Education in India has greatly improved over the past decade. However, there is still much that needs to be down to decrease the education gaps that exist in rural areas and between girls and boys. These 10 facts show the problems that still need to be solved and what is being done to improve education in India.
10 Facts About Education in India
- Considering India has the second largest population in the world, it isn’t surprising to find that India has the world’s second-largest school system, after China. However, there is still a gap in participation rates despite the millions of enrolled students. These gaps are particularly evident among populations of lower castes, minorities, and rural regions. Education in India is on its way toward improving due to major increases in government funding in rural areas.
- Free and compulsory education in India is provided to children between the ages of 6 and 14. In August 2009, the Indian Parliament passed the landmark Right to Education Act that made education in India free and compulsory for children between the ages of 6 and 14. There have been tremendous increases and advances in access to education and because of this act. For example, literacy rates in India have increased in recent years. The student population in the school system grew by 5 percent between the years 2010 and 2015.
- India’s improved education system is one of the main contributors to it’s growing economy. Over the past several years, India increased spending on education by 80 percent between 2011 and 2015, increased literacy rates to nearly 74 percent as of 2011, increased English-language speaking in classrooms giving more access to foreign studies and careers and has significantly increased primary education than ever before. This has to lead to a surge in youth working in some of the best technology-centered jobs in the world.
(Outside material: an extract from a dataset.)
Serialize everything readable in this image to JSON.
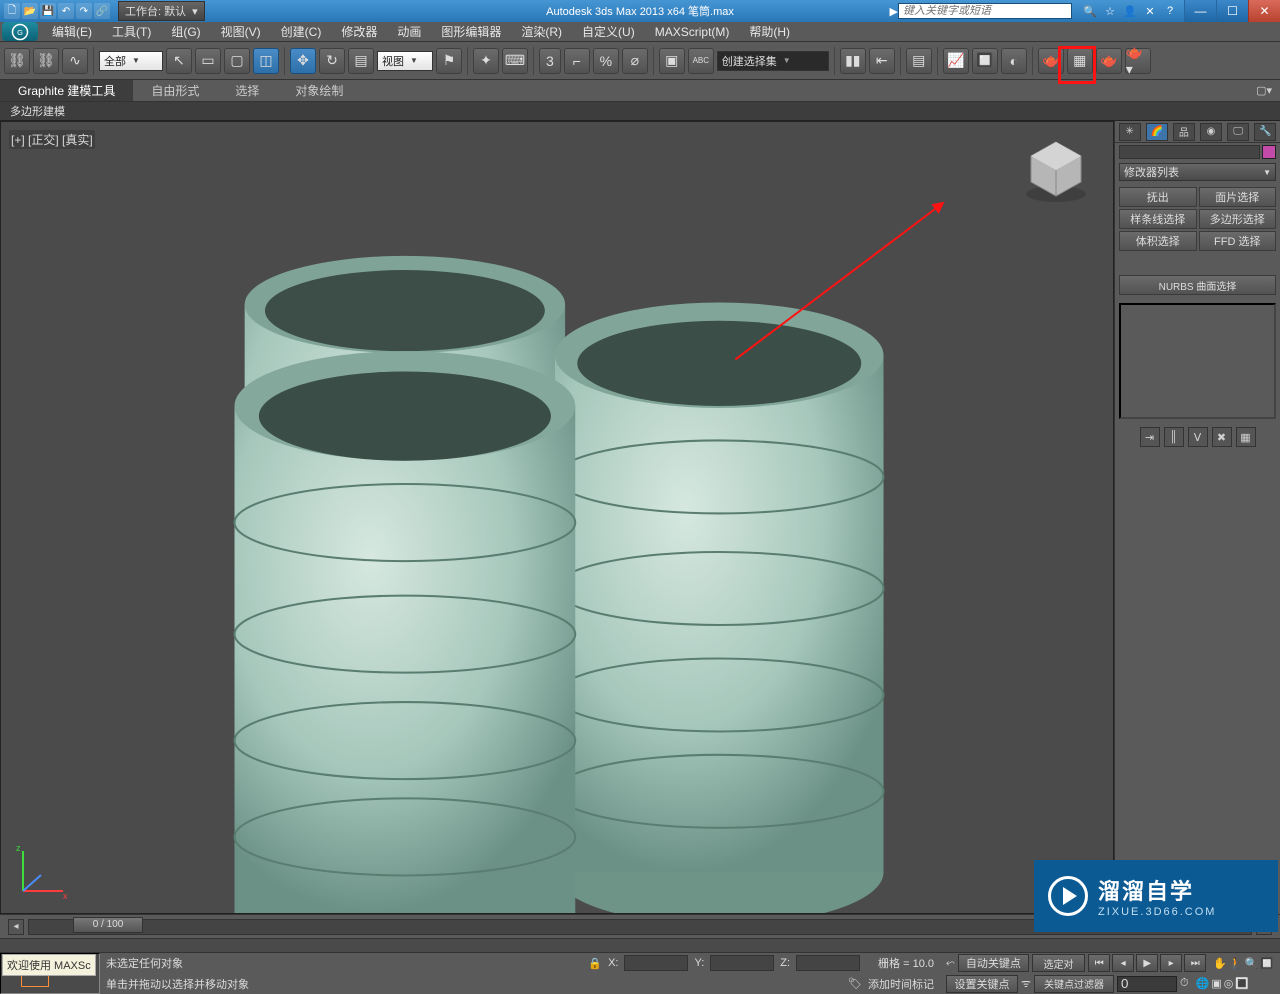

Subsequently, India has seen an increase in GDP.
- One in 40 primary schools in India is conducted in tents or open spaces with unqualified teachers. Insufficient funds are allocated to rural regions and primary schools depriving children in rural areas of primary schooling in buildings. Often children are taught in tents or open spaces with little to no common resources, such as pencils, pens, paper, chalkboard, etc. Further, UNICEF and other global organizations have observed that one major problem with education in India is unqualified teachers. For example, according to WENR (World Education News + Reviews), the qualification requirements for teachers are low.
- A disproportionate number of total out-of-school children in India are girls. In the rural areas of India, is not uncommon to find that child labor is a primary reason children are not in school. This is because of the need of children in the farms and family work to provide a living for families below the poverty line. Most of these children are girls. In certain regions, there is still resistance to sending girls to school. Even with the Right to Education Act making school compulsory for children 6-14, more girls than boys are forced to drop-out by their parents to help out at home. However, progress has been made in keeping girls in school. The Right to Education Act doubled the number of girls toilets in schools by 2016 and increase the number of walled school grounds removing a significant safety concern for girls school attendance. Since the Right to Education Act passed, the percentage of out-of-school girls 11-14 decreased from 10.3 percent in 2006 to 4.1 percent in 2018.
- Preschool education in India is not mandatory and fairly uncommon. The Right to Education act emphasized education in India for ages 6-14. However, preschool education is not necessarily prioritized. In reality, more than 30 percent of educational funds are allocated towards higher education, leaving education for children under age 6 underfunded.
- As of 2011, 21.2 percent of India’s population lives under the official poverty line. High poverty rates lead to high drop out rates for children. Why? Their priority and primary concern is helping their families survive. For the impoverished, education is a luxury, something only the rich can afford in terms of time and money. This mindset can be changed by allocating more money to building schools in impoverished areas in India thereby providing direct access to school and working around the schedules of those also helping their families.
- In this years’ budget, the Finance Minister announced a 4.9 percent increase in the education budget. Four billion Indian Rupees ($58 million) will be allocated for setting-up world-class institutes of education in India. According to the Hindu Business Line, “Union Finance Minister Nirmala Sitharaman said the government will bring in a new national education policy to transform India’s higher education system to one of the best in the world.” Thirty percent of funds will be allocated towards higher education to emphasize research and innovation in higher education.
- The recently increased education budget is focused on research and higher education in India, rather than primary and rural education. Though a meager amount of money will be spent on education in rural India, the state and central governments are working together by allocating approximately $5.7 billion for improving rural school infrastructure and recruiting teachers. With more qualified teachers and better infrastructure, a better school environment will be in place for children in these areas.
- In addition to the issue of poor infrastructure of schools in rural areas, many children must travel far to attend school. Consequently, the government launched Samagra Shiksha, the first integrated scheme extending unified support to states from preschool to senior level. Under this program, preschool has a newfound priority. Girls from disadvantaged areas are also provided with more attention in terms of education. This is a step toward new programs that aim at improved education in India.
– Furaha Njoroge